The change in weaning age reduced the total annual costs in the breeding herd by 5.3%. Feed cost and non-feed variable costs both declined as the number of breeding females inventoried and pigs weaned declined. Feed costs declined relatively less on a percentage basis as the longer lactation periods increased the amount of the relatively expensive lactation diet fed. Fixed costs declined by the amount of depreciation and interest saved on fewer breeding females.
Total annual costs in the grow-finish herd declined 6.9%. Feed costs and non-feed variable costs both declined as a result of fewer pigs placed, but the decline was offset somewhat by lower mortality rates. Feed costs also declined due to the improvement in feed conversion. Fixed costs were unchanged since it was assumed the wean-to-finish facilities were owned.
Other cost advantages not considered in this example include feeding less of the relatively expensive first nursery diet. This can be a substantial savings depending upon how much extra weight the pigs gain prior to weaning. This farm saw a significant improvement in average weaning weight, which increased from 11.7 to 14.5 lb.
As fewer pigs are weaned, there may also be an opportunity to reduce the number of nursery or finishing spaces and the fixed costs associated with them.
Increasing weaning age by reducing breeding herd inventory would also improve financial liquidity in the short run. Most of the cost reductions are cash costs that would be realized before the reduction in cash flow caused by a decline in revenue.
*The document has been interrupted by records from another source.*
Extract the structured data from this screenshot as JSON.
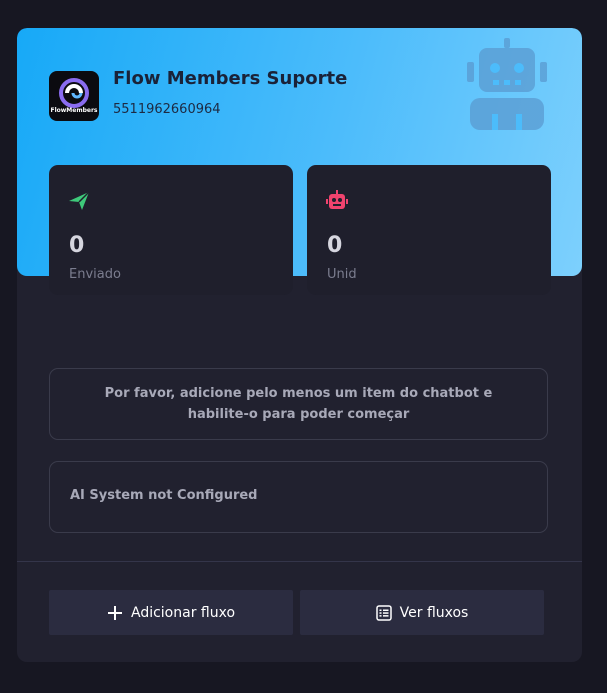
{
  "bot": {
    "name": "Flow Members Suporte",
    "phone": "5511962660964",
    "logo_text": "FlowMembers"
  },
  "stats": [
    {
      "value": "0",
      "label": "Enviado",
      "icon": "paper-plane-icon",
      "color": "#3ec97a"
    },
    {
      "value": "0",
      "label": "Unid",
      "icon": "robot-icon",
      "color": "#f0436e"
    }
  ],
  "notices": {
    "chatbot": "Por favor, adicione pelo menos um item do chatbot e habilite-o para poder começar",
    "ai": "AI System not Configured"
  },
  "actions": {
    "add_flow": "Adicionar fluxo",
    "view_flows": "Ver fluxos"
  },
  "colors": {
    "hero_start": "#17a9f7",
    "hero_end": "#7dd0fd",
    "card_bg": "#21212f",
    "page_bg": "#171722",
    "button_bg": "#2b2c40"
  }
}
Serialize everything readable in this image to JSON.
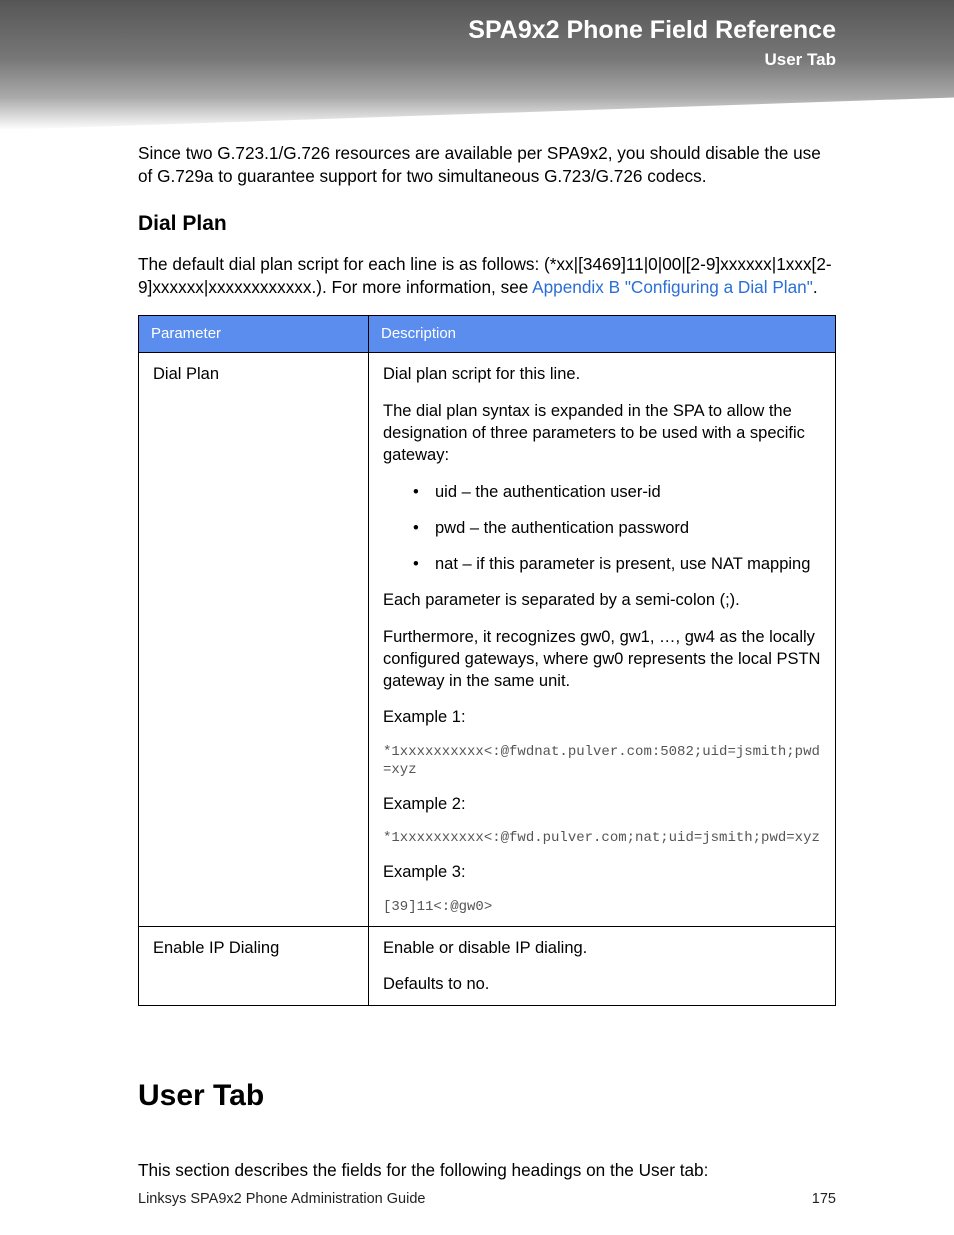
{
  "header": {
    "title": "SPA9x2 Phone Field Reference",
    "subtitle": "User Tab"
  },
  "intro": "Since two G.723.1/G.726 resources are available per SPA9x2, you should disable the use of G.729a to guarantee support for two simultaneous G.723/G.726 codecs.",
  "dialplan": {
    "heading": "Dial Plan",
    "text_before_link": "The default dial plan script for each line is as follows: (*xx|[3469]11|0|00|[2-9]xxxxxx|1xxx[2-9]xxxxxx|xxxxxxxxxxxx.). For more information, see ",
    "link_text": "Appendix B \"Configuring a Dial Plan\"",
    "text_after_link": "."
  },
  "table": {
    "headers": {
      "param": "Parameter",
      "desc": "Description"
    },
    "rows": [
      {
        "param": "Dial Plan",
        "d1": "Dial plan script for this line.",
        "d2": "The dial plan syntax is expanded in the SPA to allow the designation of three parameters to be used with a specific gateway:",
        "li1": "uid – the authentication user-id",
        "li2": "pwd – the authentication password",
        "li3": "nat – if this parameter is present, use NAT mapping",
        "d3": "Each parameter is separated by a semi-colon (;).",
        "d4": "Furthermore, it recognizes gw0, gw1, …, gw4 as the locally configured gateways, where gw0 represents the local PSTN gateway in the same unit.",
        "ex1label": "Example 1:",
        "ex1code": "*1xxxxxxxxxx<:@fwdnat.pulver.com:5082;uid=jsmith;pwd=xyz",
        "ex2label": "Example 2:",
        "ex2code": "*1xxxxxxxxxx<:@fwd.pulver.com;nat;uid=jsmith;pwd=xyz",
        "ex3label": "Example 3:",
        "ex3code": "[39]11<:@gw0>"
      },
      {
        "param": "Enable IP Dialing",
        "d1": "Enable or disable IP dialing.",
        "d2": "Defaults to no."
      }
    ]
  },
  "usertab": {
    "heading": "User Tab",
    "text": "This section describes the fields for the following headings on the User tab:"
  },
  "footer": {
    "left": "Linksys SPA9x2 Phone Administration Guide",
    "right": "175"
  }
}
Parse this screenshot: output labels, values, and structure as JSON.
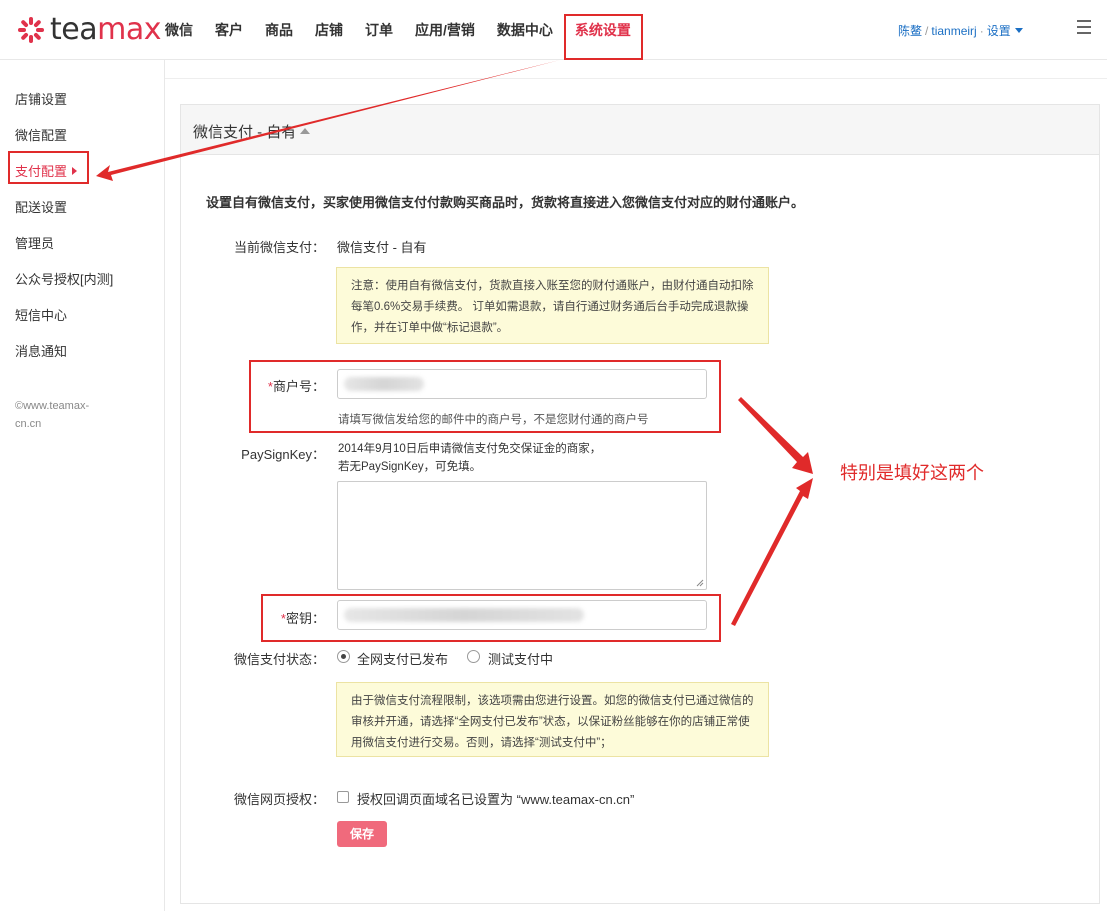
{
  "header": {
    "logo_text_dark": "tea",
    "logo_text_red": "max",
    "nav": [
      "微信",
      "客户",
      "商品",
      "店铺",
      "订单",
      "应用/营销",
      "数据中心",
      "系统设置"
    ],
    "user_name": "陈鳌",
    "user_account": "tianmeirj",
    "settings_label": "设置"
  },
  "sidebar": {
    "items": [
      "店铺设置",
      "微信配置",
      "支付配置",
      "配送设置",
      "管理员",
      "公众号授权[内测]",
      "短信中心",
      "消息通知"
    ],
    "copyright": "©www.teamax-cn.cn"
  },
  "panel": {
    "title": "微信支付 - 自有",
    "description": "设置自有微信支付，买家使用微信支付付款购买商品时，货款将直接进入您微信支付对应的财付通账户。",
    "current_label": "当前微信支付：",
    "current_value": "微信支付 - 自有",
    "notice1": "注意：使用自有微信支付，货款直接入账至您的财付通账户，由财付通自动扣除每笔0.6%交易手续费。 订单如需退款，请自行通过财务通后台手动完成退款操作，并在订单中做“标记退款”。",
    "merchant_label": "商户号：",
    "merchant_help": "请填写微信发给您的邮件中的商户号，不是您财付通的商户号",
    "paysign_label": "PaySignKey：",
    "paysign_hint1": "2014年9月10日后申请微信支付免交保证金的商家，",
    "paysign_hint2": "若无PaySignKey，可免填。",
    "secret_label": "密钥：",
    "status_label": "微信支付状态：",
    "status_options": [
      "全网支付已发布",
      "测试支付中"
    ],
    "notice2": "由于微信支付流程限制，该选项需由您进行设置。如您的微信支付已通过微信的审核并开通，请选择“全网支付已发布”状态，以保证粉丝能够在你的店铺正常使用微信支付进行交易。否则，请选择“测试支付中”；",
    "auth_label": "微信网页授权：",
    "auth_checkbox_text": "授权回调页面域名已设置为 “www.teamax-cn.cn”",
    "save_label": "保存"
  },
  "annotation": {
    "text": "特别是填好这两个"
  },
  "colors": {
    "brand_red": "#e0324b",
    "annotation_red": "#e02a2a",
    "link_blue": "#1b6fc4",
    "notice_bg": "#fdfbd9"
  }
}
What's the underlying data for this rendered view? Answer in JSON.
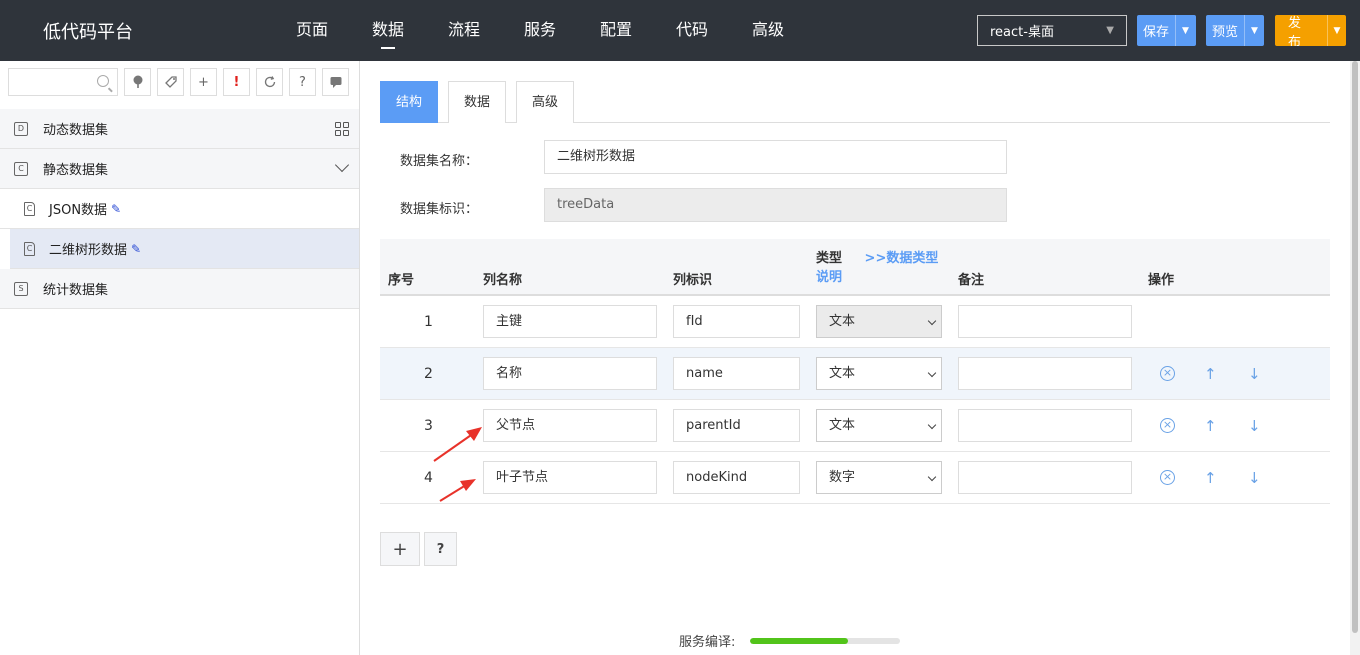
{
  "app": {
    "brand": "低代码平台"
  },
  "nav": {
    "items": [
      "页面",
      "数据",
      "流程",
      "服务",
      "配置",
      "代码",
      "高级"
    ],
    "active_index": 1
  },
  "header": {
    "env_select": "react-桌面",
    "save_label": "保存",
    "preview_label": "预览",
    "publish_label": "发布"
  },
  "sidebar": {
    "tools": [
      "tree-icon",
      "tag-icon",
      "plus-icon",
      "exclamation-icon",
      "refresh-icon",
      "question-icon",
      "comment-icon"
    ],
    "tool_glyphs": {
      "plus": "+",
      "exclamation": "!",
      "question": "?"
    },
    "dynamic": {
      "label": "动态数据集",
      "badge": "D"
    },
    "static": {
      "label": "静态数据集",
      "badge": "C"
    },
    "items": [
      {
        "label": "JSON数据",
        "badge": "C"
      },
      {
        "label": "二维树形数据",
        "badge": "C",
        "selected": true
      }
    ],
    "stats": {
      "label": "统计数据集",
      "badge": "S"
    }
  },
  "main": {
    "tabs": [
      "结构",
      "数据",
      "高级"
    ],
    "active_tab": 0,
    "form": {
      "name_label": "数据集名称：",
      "name_value": "二维树形数据",
      "id_label": "数据集标识：",
      "id_value": "treeData"
    },
    "table": {
      "headers": {
        "index": "序号",
        "name": "列名称",
        "key": "列标识",
        "type": "类型",
        "type_link": ">>数据类型",
        "type_desc": "说明",
        "note": "备注",
        "ops": "操作"
      },
      "rows": [
        {
          "index": "1",
          "name": "主键",
          "key": "fId",
          "type": "文本",
          "note": "",
          "disabled": true,
          "ops": false
        },
        {
          "index": "2",
          "name": "名称",
          "key": "name",
          "type": "文本",
          "note": "",
          "disabled": false,
          "ops": true,
          "highlight": true
        },
        {
          "index": "3",
          "name": "父节点",
          "key": "parentId",
          "type": "文本",
          "note": "",
          "disabled": false,
          "ops": true
        },
        {
          "index": "4",
          "name": "叶子节点",
          "key": "nodeKind",
          "type": "数字",
          "note": "",
          "disabled": false,
          "ops": true
        }
      ],
      "op_glyphs": {
        "delete": "×",
        "up": "↑",
        "down": "↓"
      }
    },
    "add_glyph": "+",
    "help_glyph": "?",
    "compile": {
      "label": "服务编译:",
      "progress": 0.65
    }
  },
  "colors": {
    "topbar": "#2f343b",
    "primary": "#5b9cf5",
    "publish": "#f5a000",
    "progress": "#52c41a",
    "annotation": "#e8322a"
  }
}
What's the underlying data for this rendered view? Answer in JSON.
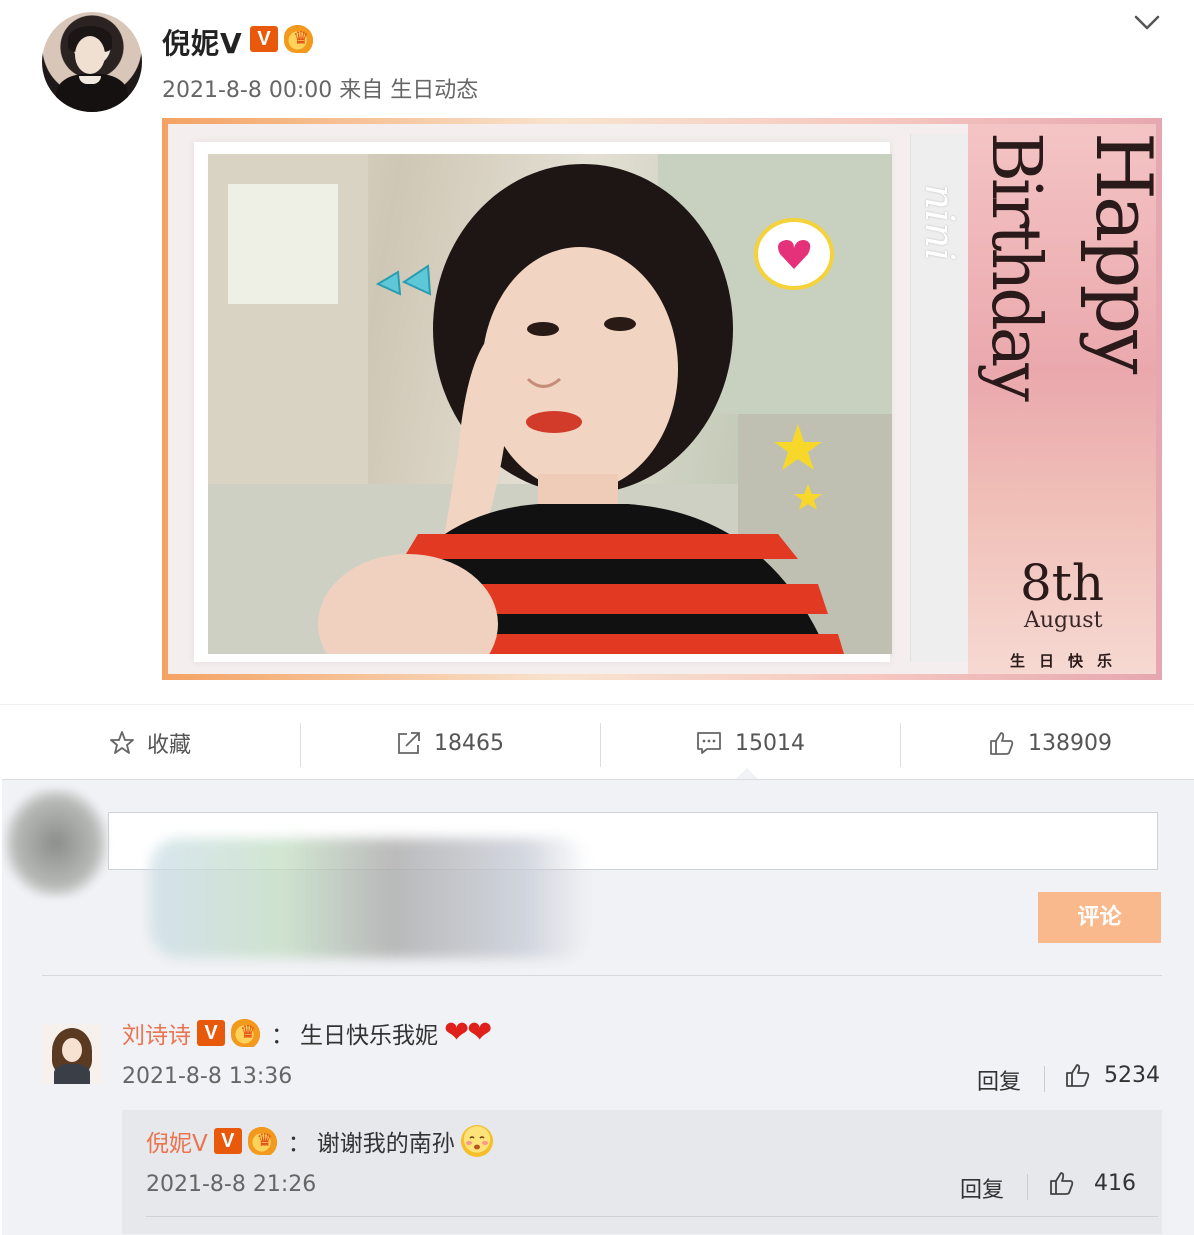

This alone may be sufficient reason to consider reducing breeding herd inventory.
There may be constraints that limit a producer's ability to increase weaning age by decreasing breeding herd inventory, such as production or marketing contracts that specify the number of pigs delivered.
About the author: Derald Holtkamp, DVM is on staff at Iowa State University, College of Veterinary Medicine, Ames, IA; and Paul Yeske, DVM; is a partner in the Swine Veterinary Center, St. Peter, MN.